"As laws and individual sensitivities may seek to restrict, label, warn or exclude specific content, the academy must stand firm as a place that is open to diverse ideas and free expression. These are standards and principles that American University will not compromise," the resolution says. "Faculty may advise students before exposing them to controversial readings and other materials that are part of their curricula. However, the Faculty Senate does not endorse offering 'trigger warnings' or otherwise labeling controversial material in such a way that students construe it as an option to 'opt out' of engaging with texts or concepts, or otherwise not participating in intellectual inquiries."
Members of the Council of Independent Colleges and other supporters of liberal arts education gathered in Washington Thursday for a symposium called "The Liberal Arts in Action." The symposium, part of a campaign to increase public understanding of liberal arts colleges, featured alumni of liberal arts institutions discussing the value of their educations. Also, the CIC released an essay on liberal arts education by S. Georgia Nugent, a senior fellow at the CIC, former president of Kenyon College and interim president of the College of Wooster.

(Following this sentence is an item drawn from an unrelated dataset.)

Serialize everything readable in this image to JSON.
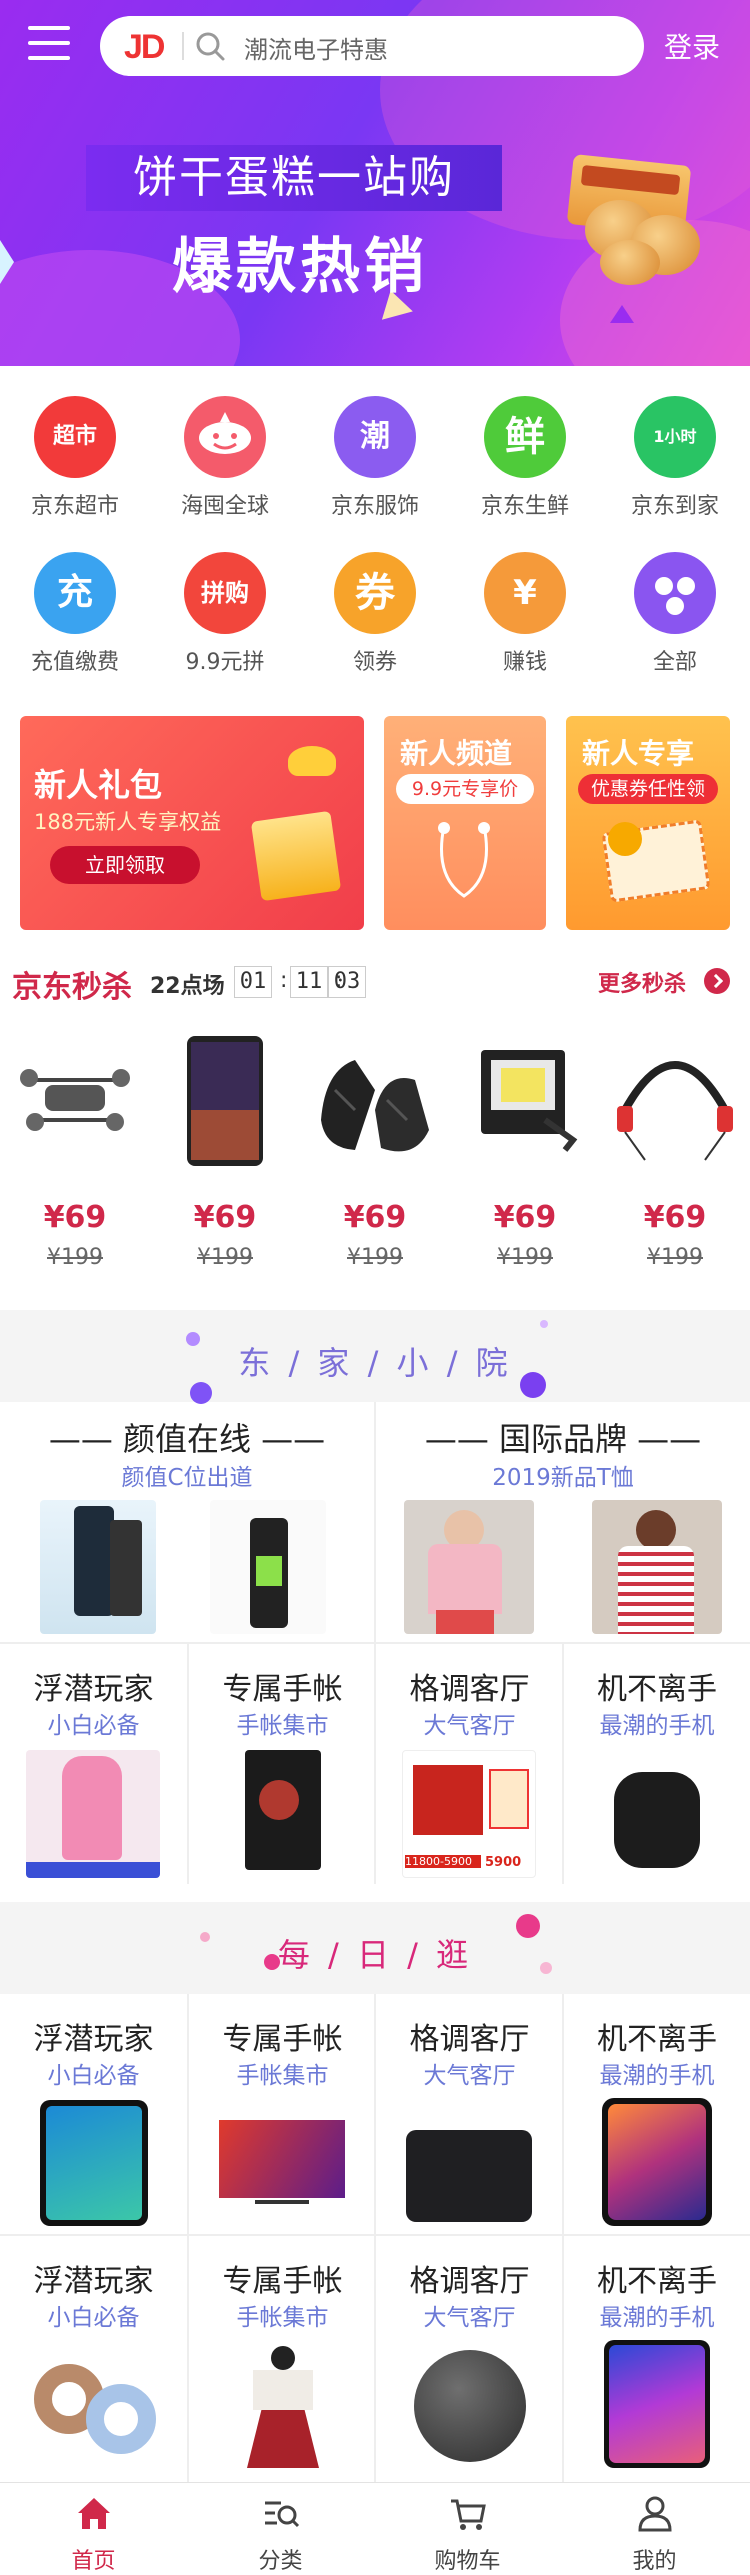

A new study confirms previous research finding strong long-term economic payoff to earning a college degree, and a larger payoff for majoring in a science-, mathematics- or engineering-related field. The study found that men who major in a STEM field and earn a bachelor's degree on average earned $700,000 to $800,000 higher lifetime earnings from ages 20 to 59 than did social science or liberal arts majors. The study also found that social science or liberal arts majors earned $400,000 more over their working lifetimes than did those with just high school diplomas. ChangHwan Kim, an associate professor of sociology at the University of Kansas, is the lead author of the study. It appears in the journal Sociology of Education.